This means that if the contract allows interest on late payments, the adjudicator may add it on. If it does not, however, the situation becomes more complicated. If the parties have adopted procedural rules that permit the adjudicator to award interest, all well and good. Possibly, the parties may have agreed to allow the adjudicator to award interest or interest may be permitted under the Late Payment of Commercial Debts (Interest) Act 1998 if the parties fall within its criteria. All in all, however, it is rather confusing.
Many adjudications are governed by the Scheme for Construction Contracts.
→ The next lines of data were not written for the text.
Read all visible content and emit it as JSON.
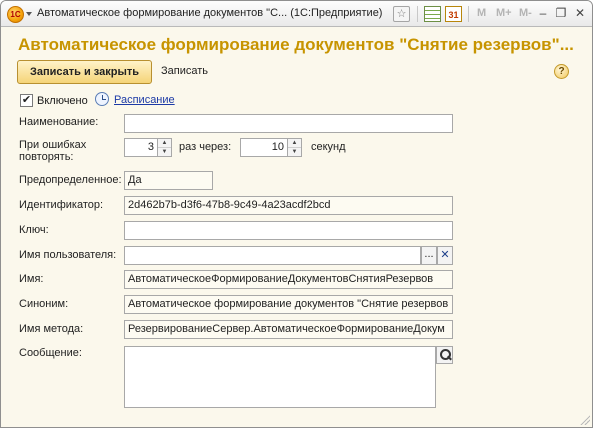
{
  "window": {
    "title": "Автоматическое формирование документов \"С...  (1С:Предприятие)",
    "logo_text": "1С",
    "star_glyph": "☆",
    "calendar_text": "31",
    "mem_buttons": [
      "M",
      "M+",
      "M-"
    ],
    "controls": {
      "minimize": "–",
      "restore": "❐",
      "close": "✕"
    }
  },
  "form": {
    "heading": "Автоматическое формирование документов \"Снятие резервов\"...",
    "save_close_label": "Записать и закрыть",
    "save_label": "Записать",
    "help_glyph": "?"
  },
  "enabled": {
    "label": "Включено",
    "checked": true,
    "check_glyph": "✔"
  },
  "schedule_link": "Расписание",
  "fields": {
    "name": {
      "label": "Наименование:",
      "value": ""
    },
    "retry": {
      "label_line1": "При ошибках",
      "label_line2": "повторять:",
      "count": "3",
      "times_label": "раз  через:",
      "interval": "10",
      "seconds_label": "секунд"
    },
    "predefined": {
      "label": "Предопределенное:",
      "value": "Да"
    },
    "id": {
      "label": "Идентификатор:",
      "value": "2d462b7b-d3f6-47b8-9c49-4a23acdf2bcd"
    },
    "key": {
      "label": "Ключ:",
      "value": ""
    },
    "user": {
      "label": "Имя пользователя:",
      "value": "",
      "choose_glyph": "...",
      "clear_glyph": "✕"
    },
    "job_name": {
      "label": "Имя:",
      "value": "АвтоматическоеФормированиеДокументовСнятияРезервов"
    },
    "synonym": {
      "label": "Синоним:",
      "value": "Автоматическое формирование документов \"Снятие резервов"
    },
    "method": {
      "label": "Имя метода:",
      "value": "РезервированиеСервер.АвтоматическоеФормированиеДокум"
    },
    "message": {
      "label": "Сообщение:",
      "value": ""
    }
  },
  "colors": {
    "heading": "#c79400",
    "primary_button": "#f5d478",
    "link": "#1c3aa6",
    "form_background": "#fbf8ec"
  }
}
Interest under the scheme is dealt with in paragraph 20(c). This specifies that the adjudicator must "have regard to any term of the contract relating to the payment of interest" when considering whether to award it. In Redmond's view: "If there is no such term, the adjudicator cannot invent one."
Now this is perfectly true, but I wonder whether the matter ends there. Consider the present position: if there is a right to award interest on late payments by whatever means, then clearly the adjudicator may do so. Conversely, if there is a clear statement that no interest is to be awarded for late payments, then it seems to me that the adjudicator has no right to award interest. Usually, however, the contract says nothing. Redmond's reading of clause 20(c) is that in such circumstances, the adjudicator cannot award interest because they cannot invent another clause in the contract giving them the appropriate power.
Can paragraph 20(c) be read slightly differently? It permits the adjudicator, among other things, to take into account matters under the contract that they consider are "necessarily connected with the dispute". In particular they may, under paragraph 20(c), "decide the circumstances in which, and the rates at which, and the periods for which simple or compound rates of interest shall be paid".
It seems to me that paragraph 20(c) requires the adjudicator to take note of any contractual term relating to the payment of interest but then (if there is no relevant contractual term) it allows them to decide whether interest is to be awarded. There is nothing in paragraph 20(c) that prevents them from taking this course of action. In these circumstances, it seems to me, the adjudicator is able to award interest even if the contract does not expressly permit them to do so.
I am aware of adjudicators adopting both options outlined above: in some cases they have declined to award interest on the basis that they are not expressly permitted to do so under the contract and in others they have awarded interest in any event because of the latitude afforded by the scheme. It seems to me that the latter course is the more sensible and more closely allies adjudicators with arbitrators and judges who are exercising their right to award interest under statute if the justice of the case requires it. Whereas adjudicators must have regard to the contractual basis upon which they operate, surely they should be allowed to consider the issue of justice between the parties and reflect this by awarding interest on claims allowed.
As far as I am aware (and no doubt somebody will correct me if I am wrong) there is no judicial decision on this particular point. The situation is to be contrasted with the position regarding the adjudicator's power to award costs: it is clear that an adjudicator cannot award costs if they are not empowered to do so [Northern Developments (Cumbria) vs J&J Nichol].
I hope that my understanding of paragraph 20(c) reflects the courts' view, allowing adjudicators the power to do justice to decisions rather than being being fettered too strictly by the contract.
Simon Lewis is a partner at solicitor Dickinson Dees in Newcastle-upon-Tyne.